__Aim of the exercise__
Word for word, please restate each record and pass over the pictures.

__Dataset__
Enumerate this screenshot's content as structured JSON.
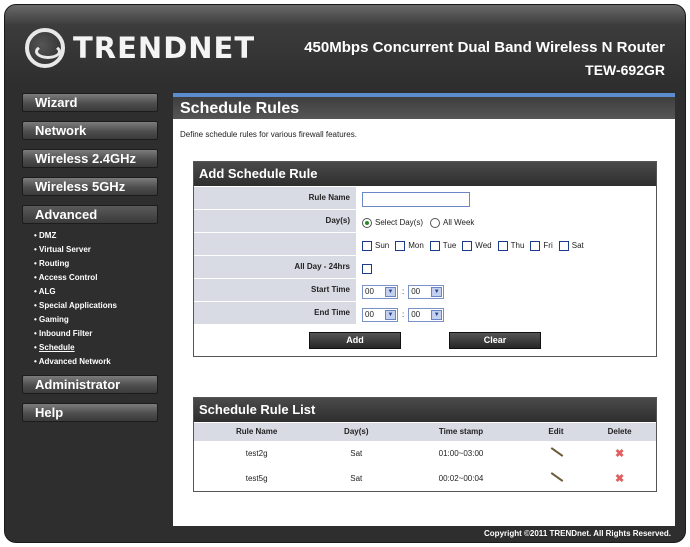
{
  "header": {
    "brand": "TRENDNET",
    "product_title": "450Mbps Concurrent Dual Band Wireless N Router",
    "model": "TEW-692GR"
  },
  "sidebar": {
    "top_items": [
      {
        "label": "Wizard"
      },
      {
        "label": "Network"
      },
      {
        "label": "Wireless 2.4GHz"
      },
      {
        "label": "Wireless 5GHz"
      },
      {
        "label": "Advanced"
      }
    ],
    "advanced_items": [
      "DMZ",
      "Virtual Server",
      "Routing",
      "Access Control",
      "ALG",
      "Special Applications",
      "Gaming",
      "Inbound Filter",
      "Schedule",
      "Advanced Network"
    ],
    "bottom_items": [
      {
        "label": "Administrator"
      },
      {
        "label": "Help"
      }
    ]
  },
  "page": {
    "title": "Schedule Rules",
    "description": "Define schedule rules for various firewall features."
  },
  "add_rule": {
    "heading": "Add Schedule Rule",
    "rule_name_label": "Rule Name",
    "rule_name_value": "",
    "days_label": "Day(s)",
    "select_days_label": "Select Day(s)",
    "all_week_label": "All Week",
    "selected_option": "Select Day(s)",
    "days": [
      "Sun",
      "Mon",
      "Tue",
      "Wed",
      "Thu",
      "Fri",
      "Sat"
    ],
    "all_day_label": "All Day - 24hrs",
    "start_time_label": "Start Time",
    "start_hour": "00",
    "start_min": "00",
    "end_time_label": "End Time",
    "end_hour": "00",
    "end_min": "00",
    "time_separator": ":",
    "add_button": "Add",
    "clear_button": "Clear"
  },
  "rule_list": {
    "heading": "Schedule Rule List",
    "columns": [
      "Rule Name",
      "Day(s)",
      "Time stamp",
      "Edit",
      "Delete"
    ],
    "rows": [
      {
        "name": "test2g",
        "days": "Sat",
        "time": "01:00~03:00"
      },
      {
        "name": "test5g",
        "days": "Sat",
        "time": "00:02~00:04"
      }
    ]
  },
  "footer": {
    "copyright": "Copyright ©2011 TRENDnet. All Rights Reserved."
  },
  "colors": {
    "title_accent": "#5b8ccf",
    "label_cell_bg": "#d9dbe4",
    "frame_bg": "#2e2e2e",
    "delete_icon": "#e06060"
  }
}
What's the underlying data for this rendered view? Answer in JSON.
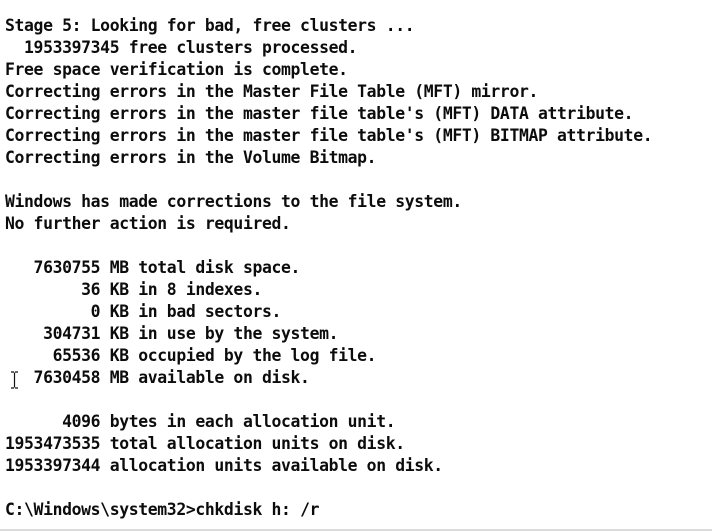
{
  "console": {
    "lines": [
      "Stage 5: Looking for bad, free clusters ...",
      "  1953397345 free clusters processed.",
      "Free space verification is complete.",
      "Correcting errors in the Master File Table (MFT) mirror.",
      "Correcting errors in the master file table's (MFT) DATA attribute.",
      "Correcting errors in the master file table's (MFT) BITMAP attribute.",
      "Correcting errors in the Volume Bitmap.",
      "",
      "Windows has made corrections to the file system.",
      "No further action is required.",
      "",
      "   7630755 MB total disk space.",
      "        36 KB in 8 indexes.",
      "         0 KB in bad sectors.",
      "    304731 KB in use by the system.",
      "     65536 KB occupied by the log file.",
      "   7630458 MB available on disk.",
      "",
      "      4096 bytes in each allocation unit.",
      "1953473535 total allocation units on disk.",
      "1953397344 allocation units available on disk.",
      "",
      "C:\\Windows\\system32>chkdisk h: /r"
    ]
  },
  "prompt": {
    "path": "C:\\Windows\\system32>",
    "command": "chkdisk h: /r"
  },
  "pointer": {
    "icon": "text-cursor-ibeam-icon"
  },
  "colors": {
    "background": "#ffffff",
    "text": "#0c0c0c"
  }
}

__Result of the exercise__
Enumerate this screenshot's content as structured JSON.
{
  "header": {
    "brand": "TRENDNET",
    "product_title": "450Mbps Concurrent Dual Band Wireless N Router",
    "model": "TEW-692GR"
  },
  "sidebar": {
    "top_items": [
      {
        "label": "Wizard"
      },
      {
        "label": "Network"
      },
      {
        "label": "Wireless 2.4GHz"
      },
      {
        "label": "Wireless 5GHz"
      },
      {
        "label": "Advanced"
      }
    ],
    "advanced_items": [
      "DMZ",
      "Virtual Server",
      "Routing",
      "Access Control",
      "ALG",
      "Special Applications",
      "Gaming",
      "Inbound Filter",
      "Schedule",
      "Advanced Network"
    ],
    "bottom_items": [
      {
        "label": "Administrator"
      },
      {
        "label": "Help"
      }
    ]
  },
  "page": {
    "title": "Schedule Rules",
    "description": "Define schedule rules for various firewall features."
  },
  "add_rule": {
    "heading": "Add Schedule Rule",
    "rule_name_label": "Rule Name",
    "rule_name_value": "",
    "days_label": "Day(s)",
    "select_days_label": "Select Day(s)",
    "all_week_label": "All Week",
    "selected_option": "Select Day(s)",
    "days": [
      "Sun",
      "Mon",
      "Tue",
      "Wed",
      "Thu",
      "Fri",
      "Sat"
    ],
    "all_day_label": "All Day - 24hrs",
    "start_time_label": "Start Time",
    "start_hour": "00",
    "start_min": "00",
    "end_time_label": "End Time",
    "end_hour": "00",
    "end_min": "00",
    "time_separator": ":",
    "add_button": "Add",
    "clear_button": "Clear"
  },
  "rule_list": {
    "heading": "Schedule Rule List",
    "columns": [
      "Rule Name",
      "Day(s)",
      "Time stamp",
      "Edit",
      "Delete"
    ],
    "rows": [
      {
        "name": "test2g",
        "days": "Sat",
        "time": "01:00~03:00"
      },
      {
        "name": "test5g",
        "days": "Sat",
        "time": "00:02~00:04"
      }
    ]
  },
  "footer": {
    "copyright": "Copyright ©2011 TRENDnet. All Rights Reserved."
  },
  "colors": {
    "title_accent": "#5b8ccf",
    "label_cell_bg": "#d9dbe4",
    "frame_bg": "#2e2e2e",
    "delete_icon": "#e06060"
  }
}
What's the underlying data for this rendered view? Answer in JSON.
{
  "console": {
    "lines": [
      "Stage 5: Looking for bad, free clusters ...",
      "  1953397345 free clusters processed.",
      "Free space verification is complete.",
      "Correcting errors in the Master File Table (MFT) mirror.",
      "Correcting errors in the master file table's (MFT) DATA attribute.",
      "Correcting errors in the master file table's (MFT) BITMAP attribute.",
      "Correcting errors in the Volume Bitmap.",
      "",
      "Windows has made corrections to the file system.",
      "No further action is required.",
      "",
      "   7630755 MB total disk space.",
      "        36 KB in 8 indexes.",
      "         0 KB in bad sectors.",
      "    304731 KB in use by the system.",
      "     65536 KB occupied by the log file.",
      "   7630458 MB available on disk.",
      "",
      "      4096 bytes in each allocation unit.",
      "1953473535 total allocation units on disk.",
      "1953397344 allocation units available on disk.",
      "",
      "C:\\Windows\\system32>chkdisk h: /r"
    ]
  },
  "prompt": {
    "path": "C:\\Windows\\system32>",
    "command": "chkdisk h: /r"
  },
  "pointer": {
    "icon": "text-cursor-ibeam-icon"
  },
  "colors": {
    "background": "#ffffff",
    "text": "#0c0c0c"
  }
}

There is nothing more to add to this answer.